The crushing defeat of the ruling National People’s Party (NPP) in the capital city, Banjul, the nation’s business hub, KMC and the provincial capital, Brikama, in the most contested mayoral and chairmanship elections, sent shockwaves through the party and beyond.
NPP has heavily invested to pull a win in the above bustling and densely populated urban metropolises, for they are considered the country’s heartbeat and powerhouses, especially KMC. As such, the Party tapped Youth and Sports Minister Bakary Badjie as the party’s candidate, considering his popularity as a youth leader and a former nominated councillor.

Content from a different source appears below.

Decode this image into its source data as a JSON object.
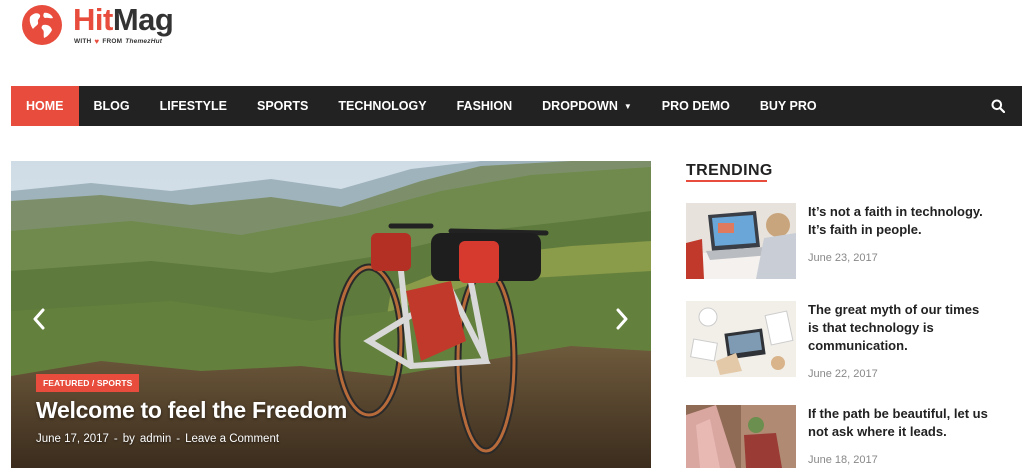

In addition, President Adama Barrow, who doubles as NPP Party leader, joined the campaign trail accompanied by his top officials, including some political operatives serving as diplomats, to galvanize support for the party’s candidates, with state machinery firmly behind them. In the process, NPP missed no opportunity to mercilessly lash out at the incumbent mayors of Banjul and Kanifing, arguing that they have little to show for their people after five years at the helm of the two municipalities. The defeat comes hot on the heels of a humbling performance by NPP in the recently concluded council election, which saw the party losing ground in Kanifing Municipal Council and Brikama Area Council, entrenching a trend that surfaced in the parliamentary polls.
Following the defeat in the council election, the NPP stalwarts scrambled to justify the low performance attributing it to low turnout due to Ramadan coupled with the fact that the voters were not sensitized enough about the importance of that election. The party officials affirmed that they had learned their lesson, vowing that the mistake would not be repeated. Analysts have attributed NPP’s consistently low performance to cracks within the party, coupled with the challenging living conditions, including skyrocketing prices of essential commodities and the recent hike in energy costs amid spiral inflation. They, therefore, dubbed the election as a referendum on Barrow himself.

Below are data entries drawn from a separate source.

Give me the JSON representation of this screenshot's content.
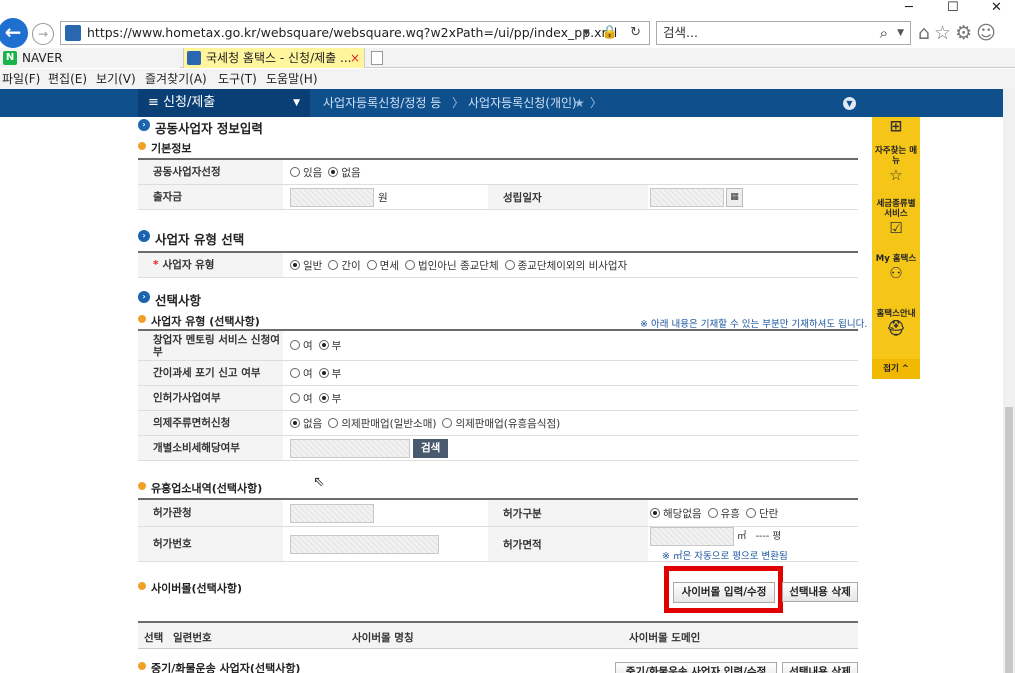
{
  "browser": {
    "url": "https://www.hometax.go.kr/websquare/websquare.wq?w2xPath=/ui/pp/index_pp.xml",
    "search_placeholder": "검색...",
    "tabs": [
      {
        "label": "NAVER",
        "icon": "naver-icon"
      },
      {
        "label": "국세청 홈택스 - 신청/제출 ...",
        "icon": "hometax-icon",
        "close": "×"
      }
    ],
    "menu": [
      "파일(F)",
      "편집(E)",
      "보기(V)",
      "즐겨찾기(A)",
      "도구(T)",
      "도움말(H)"
    ]
  },
  "nav": {
    "main": "≡  신청/제출",
    "crumbs": [
      "사업자등록신청/정정 등",
      "사업자등록신청(개인)"
    ]
  },
  "sidebar": {
    "items": [
      "자주찾는 메뉴",
      "세금종류별 서비스",
      "My 홈택스",
      "홈택스안내"
    ],
    "fold": "접기 ^"
  },
  "form": {
    "partner_section": "공동사업자 정보입력",
    "basic_info": "기본정보",
    "partner_select_label": "공동사업자선정",
    "partner_options": [
      "있음",
      "없음"
    ],
    "partner_selected": 1,
    "investment_label": "출자금",
    "investment_unit": "원",
    "established_label": "성립일자",
    "biztype_section": "사업자 유형 선택",
    "biztype_label": "사업자 유형",
    "biztype_options": [
      "일반",
      "간이",
      "면세",
      "법인아닌 종교단체",
      "종교단체이외의 비사업자"
    ],
    "biztype_selected": 0,
    "optional_section": "선택사항",
    "optional_sub": "사업자 유형 (선택사항)",
    "optional_note": "※ 아래 내용은 기재할 수 있는 부분만 기재하셔도 됩니다.",
    "mentoring_label": "창업자 멘토링 서비스 신청여부",
    "simple_tax_label": "간이과세 포기 신고 여부",
    "license_label": "인허가사업여부",
    "yes": "여",
    "no": "부",
    "liquor_label": "의제주류면허신청",
    "liquor_options": [
      "없음",
      "의제판매업(일반소매)",
      "의제판매업(유흥음식점)"
    ],
    "excise_label": "개별소비세해당여부",
    "search_btn": "검색",
    "entertain_sub": "유흥업소내역(선택사항)",
    "permit_office_label": "허가관청",
    "permit_type_label": "허가구분",
    "permit_type_options": [
      "해당없음",
      "유흥",
      "단란"
    ],
    "permit_no_label": "허가번호",
    "permit_area_label": "허가면적",
    "area_unit": "㎡",
    "area_pyeong": "---- 평",
    "area_note": "※ ㎡은 자동으로 평으로 변환됨",
    "cyber_sub": "사이버몰(선택사항)",
    "cyber_input_btn": "사이버몰 입력/수정",
    "cyber_delete_btn": "선택내용 삭제",
    "cyber_columns": [
      "선택",
      "일련번호",
      "사이버몰 명칭",
      "사이버몰 도메인"
    ],
    "cargo_sub": "중기/화물운송 사업자(선택사항)",
    "cargo_input_btn": "중기/화물운송 사업자 입력/수정",
    "cargo_delete_btn": "선택내용 삭제"
  },
  "colors": {
    "nav": "#0f4f8c",
    "sidebar": "#f5c518",
    "highlight": "#e00000",
    "section_bullet": "#1b64b0"
  }
}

Gambian voters have become politically conscious, strategically choosing the candidate they believe would deliver. Gone are the times when empty promises carried away voters, and the electorate must no longer be taken for granted. The President and his party need to go back to the drawing table to thoroughly find out what has gone wrong since the presidential elections in 2021 because it seems the electorate cast a protest vote. The Gambian leader must take the bull by the horns by making the necessary changes at both government and party levels to stand any chance of shifting the trend in favour of his legacy.
It’s abundantly clear that the mayoral and chairmanship election ushered in a new era in Gambia’s geopolitics. The absolute dominance of the ruling party, as was the case in the first and second republics, is over. The stakes can’t be higher, for the outcome of this election could provide hints about the upcoming 2026 presidential election. Gambia’s democracy has won again, and everybody should be heartily congratulated.